We don't use the word "косорукий". The word "криворукий" is an adjective formed by two words: "кривой" and "руки". And it's a negative characteristic of a person, who does some work (by hand or by fingers) badly. When he does something wrong, in irrational way or produces something of poor quality he is called "криворукий". It's important to understand, that it's only characteristic for people who made something by hand. For example, nobody can say "криворукий" about the scientist who proposed wrong theory. But someone can say "криворукий", when he see that this scientis has broke his cup.

  • Can you say "неуклюжий" instead? Nov 10 '12 at 19:23
  • Besides "косорукий" is a valid word according to mr. Ожегов: dic.academic.ru/dic.nsf/ogegova/90478 Nov 10 '12 at 19:27
  • Which isn't the case for "криворукий" because there is no entry for it in the most dictionaries. Nov 10 '12 at 19:35
  • 4
    "неуклюжий" is synonym for "криворукий", but there is the difference between them. For example, we can say "неуклюжая походка", but we use "криворукий", when we speak about work, which can be done by hand. About "косорукий" you're right. Vocabulary doesn't lie. "криворукий" and "косорукий" are not synonymous. "косорукий" is physiological characteristic, it's about someone who has one hand shorter than another. But "криворукий" is personal characteristic.
    – user969
    Nov 10 '12 at 20:26
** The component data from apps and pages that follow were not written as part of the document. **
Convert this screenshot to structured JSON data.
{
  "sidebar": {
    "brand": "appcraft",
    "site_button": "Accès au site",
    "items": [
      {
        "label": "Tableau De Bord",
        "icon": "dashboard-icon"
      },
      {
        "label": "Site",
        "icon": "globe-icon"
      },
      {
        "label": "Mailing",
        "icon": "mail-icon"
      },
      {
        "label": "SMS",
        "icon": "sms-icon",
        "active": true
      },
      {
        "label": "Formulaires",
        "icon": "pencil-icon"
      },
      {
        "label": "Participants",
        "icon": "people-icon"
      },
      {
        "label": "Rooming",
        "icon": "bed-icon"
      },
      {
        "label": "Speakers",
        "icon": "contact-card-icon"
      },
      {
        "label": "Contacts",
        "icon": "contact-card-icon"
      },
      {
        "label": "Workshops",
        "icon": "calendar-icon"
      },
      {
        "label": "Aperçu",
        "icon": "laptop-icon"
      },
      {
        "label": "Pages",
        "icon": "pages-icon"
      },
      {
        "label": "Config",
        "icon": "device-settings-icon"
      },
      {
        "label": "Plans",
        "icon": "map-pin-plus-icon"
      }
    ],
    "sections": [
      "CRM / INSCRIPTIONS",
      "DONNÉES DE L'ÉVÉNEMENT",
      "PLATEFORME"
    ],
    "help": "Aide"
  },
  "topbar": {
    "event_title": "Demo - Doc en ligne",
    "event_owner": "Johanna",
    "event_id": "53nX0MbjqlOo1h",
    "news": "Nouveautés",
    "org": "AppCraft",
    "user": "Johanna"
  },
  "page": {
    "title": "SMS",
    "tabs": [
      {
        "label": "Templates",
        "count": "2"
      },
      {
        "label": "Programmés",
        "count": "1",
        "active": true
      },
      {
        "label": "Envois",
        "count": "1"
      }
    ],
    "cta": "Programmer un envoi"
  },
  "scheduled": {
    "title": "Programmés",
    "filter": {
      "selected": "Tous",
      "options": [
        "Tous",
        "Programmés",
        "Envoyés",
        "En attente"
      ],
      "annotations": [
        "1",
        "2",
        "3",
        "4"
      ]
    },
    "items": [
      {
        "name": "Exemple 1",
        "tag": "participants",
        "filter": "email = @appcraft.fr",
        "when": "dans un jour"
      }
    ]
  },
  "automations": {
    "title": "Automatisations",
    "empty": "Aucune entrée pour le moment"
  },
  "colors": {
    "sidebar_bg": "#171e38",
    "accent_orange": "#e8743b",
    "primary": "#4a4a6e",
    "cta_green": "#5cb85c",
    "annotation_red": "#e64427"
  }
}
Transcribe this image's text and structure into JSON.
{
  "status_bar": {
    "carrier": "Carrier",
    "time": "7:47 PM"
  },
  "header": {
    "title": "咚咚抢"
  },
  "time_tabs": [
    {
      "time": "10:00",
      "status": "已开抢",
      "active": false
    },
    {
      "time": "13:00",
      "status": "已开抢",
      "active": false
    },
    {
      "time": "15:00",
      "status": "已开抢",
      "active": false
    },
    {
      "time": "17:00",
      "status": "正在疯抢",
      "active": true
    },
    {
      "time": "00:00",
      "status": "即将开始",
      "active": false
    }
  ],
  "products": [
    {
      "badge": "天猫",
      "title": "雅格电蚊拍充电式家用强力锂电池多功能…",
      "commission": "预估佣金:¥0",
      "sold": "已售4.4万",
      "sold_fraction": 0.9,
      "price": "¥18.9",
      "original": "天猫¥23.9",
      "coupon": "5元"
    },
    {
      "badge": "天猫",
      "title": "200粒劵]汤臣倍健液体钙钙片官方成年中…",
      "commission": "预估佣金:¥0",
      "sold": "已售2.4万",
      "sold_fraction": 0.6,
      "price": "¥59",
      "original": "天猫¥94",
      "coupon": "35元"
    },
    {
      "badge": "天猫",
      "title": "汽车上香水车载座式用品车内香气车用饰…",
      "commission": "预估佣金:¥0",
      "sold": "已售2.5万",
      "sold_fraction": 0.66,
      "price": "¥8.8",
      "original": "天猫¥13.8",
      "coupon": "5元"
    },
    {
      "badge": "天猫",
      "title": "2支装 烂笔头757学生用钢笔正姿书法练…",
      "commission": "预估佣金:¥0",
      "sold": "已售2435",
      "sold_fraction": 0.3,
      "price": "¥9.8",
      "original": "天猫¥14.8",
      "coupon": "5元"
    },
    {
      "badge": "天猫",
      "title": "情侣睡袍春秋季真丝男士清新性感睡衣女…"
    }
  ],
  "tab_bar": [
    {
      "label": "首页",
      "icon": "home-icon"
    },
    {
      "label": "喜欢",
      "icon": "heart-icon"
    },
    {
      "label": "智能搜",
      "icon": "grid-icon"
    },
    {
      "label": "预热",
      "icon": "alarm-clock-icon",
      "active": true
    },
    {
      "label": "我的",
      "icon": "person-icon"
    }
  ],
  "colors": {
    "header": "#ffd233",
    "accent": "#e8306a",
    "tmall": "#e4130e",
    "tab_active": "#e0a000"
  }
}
If a person did something bad / awry / inaccurately, then they say about him "криворукий". Is a colloquial expression. This expression is made up of the words "curve" and "hand".

  • How do you know it is colloquial? Nov 10 '12 at 21:03
  • It is not colloquial.
    – Olga
    Nov 11 '12 at 12:38
  • 2
    @Olga: I think you are too harsh to Kit. There are gradations of being colloquial. Криворукий is more colloquial than, say, неловкий. Wikipedia: Colloquialisms include words (such as y'all, gonna, and wanna), phrases (such as old as the hills, raining cats and dogs, ... Raining cats and dogs on the axis of colloquialism (разговорности) will be close to криворукий. :-)
    – farfareast
    Nov 11 '12 at 17:18
  • 1
    @farfareast Let Kit provide a decent dictionary that calls this word colloquial, and I will agree with you and remove my comment and thank him for extending my knowledge. According to my understanding, this is a normal word. It may not be polite to call someone криворукий, but it is not the same as "colloquial".
    – Olga
    Nov 11 '12 at 17:45
  • 1
    @Olga: In its direct sense of имеющий кривые руки как физический недостаток, криворукий may indeed be a perfectly normal word. However, in its figurative sense of неловкий, неумелый, it does appear to me more lower-register than either неловкий or неумелый.
    – Andriy M
    Nov 25 '12 at 2:26

those who can not fix/construct/build/make some stuff... comes from "кривые руки".

  • 2
    Welcome to Russian Language and Usage Beta! Usually we prefer longer and more elaborated answers on short answers. If you can improve your answer by adding detail, context, examples, and backing up with references, this would increase your answer's quality. Poor answers risk being down-voted and subsequently removed.
    – Alenanno
    Nov 10 '12 at 18:38

Not the answer you're looking for? Browse other questions tagged or ask your own question.